  1. Wonderful post! I attended school in Jefferson City, TN (not far from Gatlinburg) and visited the park often. I don't remember hearing about the Walker sisters when I was there. Thanks for sharing.

  2. I lived in Knoxville for 19 months and loved east Tennessee! Abram's Falls in Cades Cove was my go-to spot at non-crowded times of year.

    1. Lisa, "non-crowded" is the key! We were astounded at the crowds the weekend we were there.

  3. I've never been there, but it seems like a beautiful place to visit. That's a great story about the Walkers!! Thanks for bringing it to our attention.

  4. I'd never heard of these sisters before. What an interesting story!

  5. I love this story of the Walker sisters! I live in MS, and the Smoky's are a favorite vacation spot for us as well as lots of our family and friends, esp. during the fall when the leaves are turning. I've never been to Five Sister's Cove, but will add it to my bucket list. Looks like the parks service is keeping the cabin and out buildings preserved. A shame for the buildings to fall into disrepair.

    A favorite place is Cade's Cove and the hike to Abrams Falls (accessed through Cade's Cove). It's a slightly "challenging" hike with a 4 and 6 year old, though. lol

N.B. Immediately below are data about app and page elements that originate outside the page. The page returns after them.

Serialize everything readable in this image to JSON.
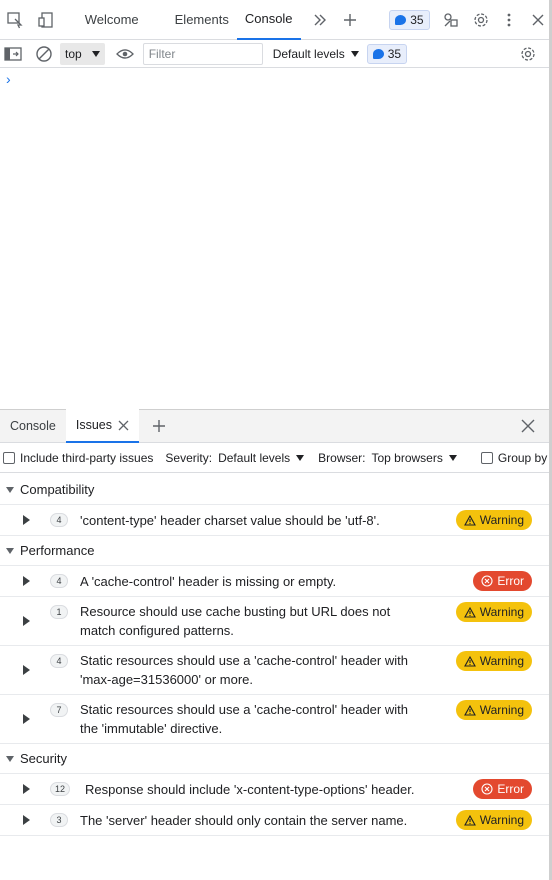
{
  "tabs": [
    {
      "label": "Welcome"
    },
    {
      "label": "Elements"
    },
    {
      "label": "Console"
    }
  ],
  "header": {
    "message_count": "35"
  },
  "console_toolbar": {
    "context": "top",
    "filter_placeholder": "Filter",
    "levels": "Default levels",
    "message_count": "35",
    "prompt": "›"
  },
  "drawer": {
    "tabs": [
      {
        "label": "Console"
      },
      {
        "label": "Issues"
      }
    ]
  },
  "issues_toolbar": {
    "third_party_label": "Include third-party issues",
    "severity_label": "Severity:",
    "severity_value": "Default levels",
    "browser_label": "Browser:",
    "browser_value": "Top browsers",
    "group_label": "Group by"
  },
  "categories": [
    {
      "name": "Compatibility",
      "issues": [
        {
          "count": "4",
          "lines": [
            "'content-type' header charset value should be 'utf-8'."
          ],
          "severity": "Warning"
        }
      ]
    },
    {
      "name": "Performance",
      "issues": [
        {
          "count": "4",
          "lines": [
            "A 'cache-control' header is missing or empty."
          ],
          "severity": "Error"
        },
        {
          "count": "1",
          "lines": [
            "Resource should use cache busting but URL does not",
            "match configured patterns."
          ],
          "severity": "Warning"
        },
        {
          "count": "4",
          "lines": [
            "Static resources should use a 'cache-control' header with",
            "'max-age=31536000' or more."
          ],
          "severity": "Warning"
        },
        {
          "count": "7",
          "lines": [
            "Static resources should use a 'cache-control' header with",
            "the 'immutable' directive."
          ],
          "severity": "Warning"
        }
      ]
    },
    {
      "name": "Security",
      "issues": [
        {
          "count": "12",
          "lines": [
            "Response should include 'x-content-type-options' header."
          ],
          "severity": "Error"
        },
        {
          "count": "3",
          "lines": [
            "The 'server' header should only contain the server name."
          ],
          "severity": "Warning"
        }
      ]
    }
  ],
  "colors": {
    "warning": "#f4c20d",
    "error": "#e3492f",
    "accent": "#1a73e8"
  }
}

  6. I love this, Michelle. What wonderful, interesting, eccentric, talented people. I wonder why they never married. There has to be a reason. My grandfather was from a family of nine and three of them married, and only ONE of the nine had children, though one of daughter who married adopted two children. I've always thought that was odd. My mom grew up around all those aging, cranky people who all lived in one house together. Dying off one by one.
    I spend time daydreaming what went on in that house to make them all stay, all remain single.
    And then the flip side, why did my grandpa married, then when his wife died in childbirth, marry again.

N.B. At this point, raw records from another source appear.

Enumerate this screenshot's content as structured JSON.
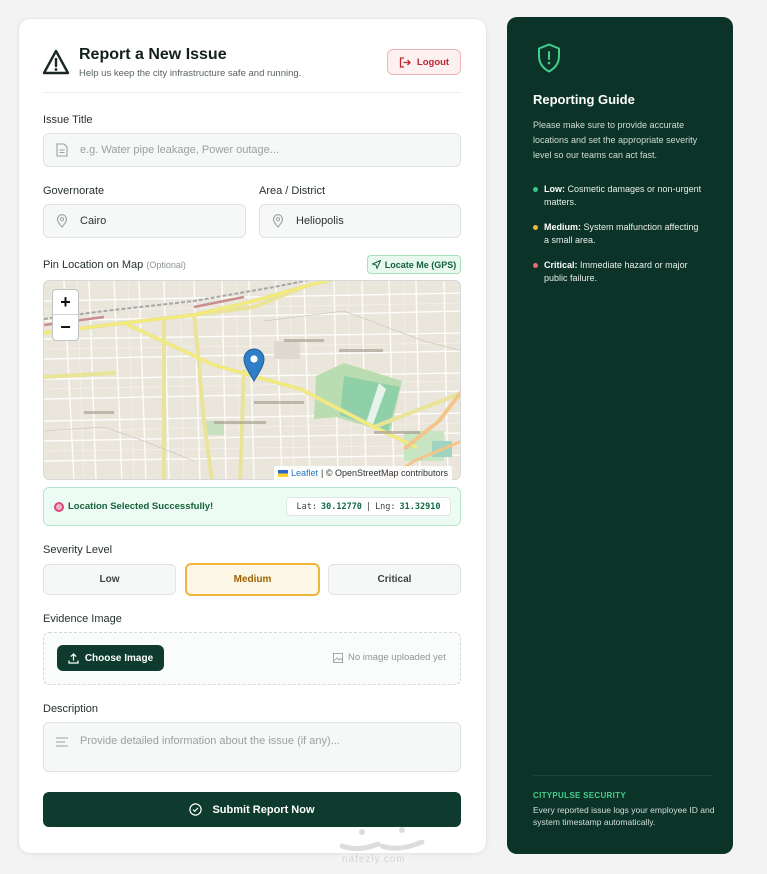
{
  "form": {
    "title": "Report a New Issue",
    "subtitle": "Help us keep the city infrastructure safe and running.",
    "logout_label": "Logout",
    "issue_title": {
      "label": "Issue Title",
      "placeholder": "e.g. Water pipe leakage, Power outage..."
    },
    "governorate": {
      "label": "Governorate",
      "value": "Cairo"
    },
    "district": {
      "label": "Area / District",
      "value": "Heliopolis"
    },
    "map": {
      "label": "Pin Location on Map",
      "optional": "(Optional)",
      "gps_label": "Locate Me (GPS)",
      "zoom_in": "+",
      "zoom_out": "−",
      "attribution_link": "Leaflet",
      "attribution_text": "| © OpenStreetMap contributors"
    },
    "location": {
      "status": "Location Selected Successfully!",
      "lat_label": "Lat:",
      "lat": "30.12770",
      "sep": "|",
      "lng_label": "Lng:",
      "lng": "31.32910"
    },
    "severity": {
      "label": "Severity Level",
      "options": [
        "Low",
        "Medium",
        "Critical"
      ],
      "selected": "Medium"
    },
    "evidence": {
      "label": "Evidence Image",
      "button": "Choose Image",
      "status": "No image uploaded yet"
    },
    "description": {
      "label": "Description",
      "placeholder": "Provide detailed information about the issue (if any)..."
    },
    "submit_label": "Submit Report Now"
  },
  "guide": {
    "title": "Reporting Guide",
    "intro": "Please make sure to provide accurate locations and set the appropriate severity level so our teams can act fast.",
    "items": [
      {
        "level": "Low:",
        "text": "Cosmetic damages or non-urgent matters.",
        "color": "#34c98a"
      },
      {
        "level": "Medium:",
        "text": "System malfunction affecting a small area.",
        "color": "#f2b43a"
      },
      {
        "level": "Critical:",
        "text": "Immediate hazard or major public failure.",
        "color": "#ef6b6b"
      }
    ],
    "security_title": "CITYPULSE SECURITY",
    "security_text": "Every reported issue logs your employee ID and system timestamp automatically."
  },
  "watermark": {
    "text": "nafezly.com"
  },
  "colors": {
    "primary": "#0e3b2e",
    "accent_green": "#43d08b",
    "danger": "#c0282d",
    "warning": "#f2b43a"
  }
}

    Seems weird and fascinating.

    1. Mary, it truly does make one wonder why the sisters never married, but hopefully they had a very rich and full life.

  7. I live in SC and have been to Gatlinburg at least once a year, every year of my life (50+ years). I have no idea what my favorite part is. I love it all. In fact, I've been looking recently into moving there.

  8. Hi everyone! I'm so happy you all enjoyed learning about the Walker Sisters! I highly recommend hiking to their cabin if you're ever in the area. It's such a pretty 1-mile-ish walk; not too difficult. We'll definitely go back! Have a blessed day, y'all!

  9. I really enjoyed your story of the Walker sisters and their unusual life. This sounds like a story screaming to become a historical fiction novel. Perhaps you're the one to do it. I write a humorous historical fiction series, Mrs. Odboddy Hometown Patriot, set during WWII, here in California. Am wondering if this type of series is welcome at this website or only about more series elements of historical fiction? Thoughts? I'll join the group and keep an eye on the submissions.

  10. I enjoyed this post very much! Yes, I've been to this area many times, but did not know this story at all. Gatlinburg and Pigeon Forge are my favorite areas there. I enjoy learning about the 'old days.' I LOVE reading mountain stories of long ago. My husband and I stayed at 3 Sisters Cabin in Virginia, which is a pre-civil war log cabin along the Blue Ridge Parkway. It is one of only a few still standing 2 story log cabins. That was an experience!